TASK DETAILS → The copy you produce must hold every record exactly, and none of the images.
===== RAW DATA =====
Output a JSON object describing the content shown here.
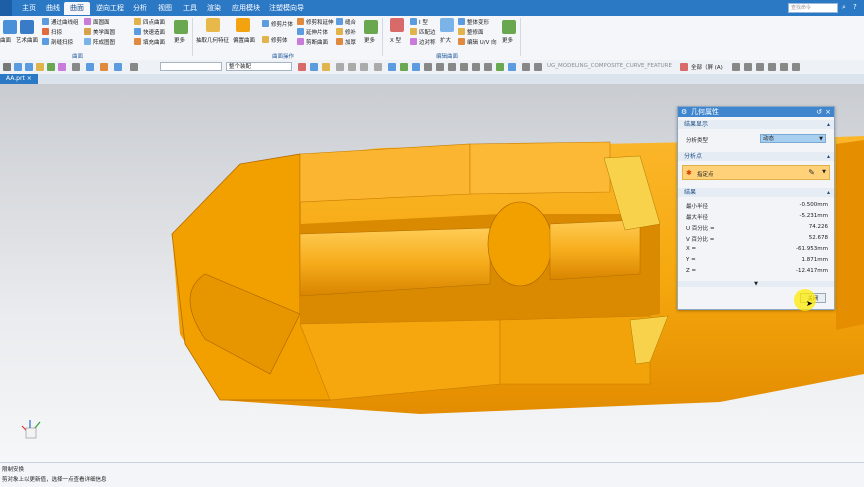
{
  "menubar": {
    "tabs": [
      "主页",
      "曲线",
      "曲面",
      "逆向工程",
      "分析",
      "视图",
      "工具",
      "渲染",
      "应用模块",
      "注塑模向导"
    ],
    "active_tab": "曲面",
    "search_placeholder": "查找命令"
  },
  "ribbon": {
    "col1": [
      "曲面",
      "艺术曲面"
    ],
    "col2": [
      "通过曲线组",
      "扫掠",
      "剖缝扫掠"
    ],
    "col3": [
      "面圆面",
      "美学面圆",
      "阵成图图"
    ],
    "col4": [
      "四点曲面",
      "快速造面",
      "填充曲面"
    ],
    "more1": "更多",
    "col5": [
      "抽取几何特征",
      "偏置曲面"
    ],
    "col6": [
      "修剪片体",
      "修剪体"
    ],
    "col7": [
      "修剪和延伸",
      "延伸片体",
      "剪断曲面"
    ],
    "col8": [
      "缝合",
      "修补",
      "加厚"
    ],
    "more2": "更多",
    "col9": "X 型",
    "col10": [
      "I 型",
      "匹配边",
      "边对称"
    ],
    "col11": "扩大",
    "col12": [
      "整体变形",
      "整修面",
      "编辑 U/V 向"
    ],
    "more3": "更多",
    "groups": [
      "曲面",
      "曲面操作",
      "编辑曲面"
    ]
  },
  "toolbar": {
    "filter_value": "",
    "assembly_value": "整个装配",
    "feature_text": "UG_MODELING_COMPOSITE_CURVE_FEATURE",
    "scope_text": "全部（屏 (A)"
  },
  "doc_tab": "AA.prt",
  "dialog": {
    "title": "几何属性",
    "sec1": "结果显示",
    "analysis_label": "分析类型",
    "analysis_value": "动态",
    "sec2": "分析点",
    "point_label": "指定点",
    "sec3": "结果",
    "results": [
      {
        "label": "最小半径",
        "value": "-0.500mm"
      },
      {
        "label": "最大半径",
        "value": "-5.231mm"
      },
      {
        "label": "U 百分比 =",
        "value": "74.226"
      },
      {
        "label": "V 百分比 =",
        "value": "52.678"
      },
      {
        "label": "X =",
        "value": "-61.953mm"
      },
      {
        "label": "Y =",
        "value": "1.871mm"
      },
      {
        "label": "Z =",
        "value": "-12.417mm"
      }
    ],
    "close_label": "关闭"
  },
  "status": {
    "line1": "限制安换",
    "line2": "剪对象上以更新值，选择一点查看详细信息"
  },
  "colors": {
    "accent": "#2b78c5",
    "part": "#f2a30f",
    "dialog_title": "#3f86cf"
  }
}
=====
RESPONSE TO THE TASK →
Output a JSON object describing the content shown here.
{
  "menubar": {
    "tabs": [
      "主页",
      "曲线",
      "曲面",
      "逆向工程",
      "分析",
      "视图",
      "工具",
      "渲染",
      "应用模块",
      "注塑模向导"
    ],
    "active_tab": "曲面",
    "search_placeholder": "查找命令"
  },
  "ribbon": {
    "col1": [
      "曲面",
      "艺术曲面"
    ],
    "col2": [
      "通过曲线组",
      "扫掠",
      "剖缝扫掠"
    ],
    "col3": [
      "面圆面",
      "美学面圆",
      "阵成图图"
    ],
    "col4": [
      "四点曲面",
      "快速造面",
      "填充曲面"
    ],
    "more1": "更多",
    "col5": [
      "抽取几何特征",
      "偏置曲面"
    ],
    "col6": [
      "修剪片体",
      "修剪体"
    ],
    "col7": [
      "修剪和延伸",
      "延伸片体",
      "剪断曲面"
    ],
    "col8": [
      "缝合",
      "修补",
      "加厚"
    ],
    "more2": "更多",
    "col9": "X 型",
    "col10": [
      "I 型",
      "匹配边",
      "边对称"
    ],
    "col11": "扩大",
    "col12": [
      "整体变形",
      "整修面",
      "编辑 U/V 向"
    ],
    "more3": "更多",
    "groups": [
      "曲面",
      "曲面操作",
      "编辑曲面"
    ]
  },
  "toolbar": {
    "filter_value": "",
    "assembly_value": "整个装配",
    "feature_text": "UG_MODELING_COMPOSITE_CURVE_FEATURE",
    "scope_text": "全部（屏 (A)"
  },
  "doc_tab": "AA.prt",
  "dialog": {
    "title": "几何属性",
    "sec1": "结果显示",
    "analysis_label": "分析类型",
    "analysis_value": "动态",
    "sec2": "分析点",
    "point_label": "指定点",
    "sec3": "结果",
    "results": [
      {
        "label": "最小半径",
        "value": "-0.500mm"
      },
      {
        "label": "最大半径",
        "value": "-5.231mm"
      },
      {
        "label": "U 百分比 =",
        "value": "74.226"
      },
      {
        "label": "V 百分比 =",
        "value": "52.678"
      },
      {
        "label": "X =",
        "value": "-61.953mm"
      },
      {
        "label": "Y =",
        "value": "1.871mm"
      },
      {
        "label": "Z =",
        "value": "-12.417mm"
      }
    ],
    "close_label": "关闭"
  },
  "status": {
    "line1": "限制安换",
    "line2": "剪对象上以更新值，选择一点查看详细信息"
  },
  "colors": {
    "accent": "#2b78c5",
    "part": "#f2a30f",
    "dialog_title": "#3f86cf"
  }
}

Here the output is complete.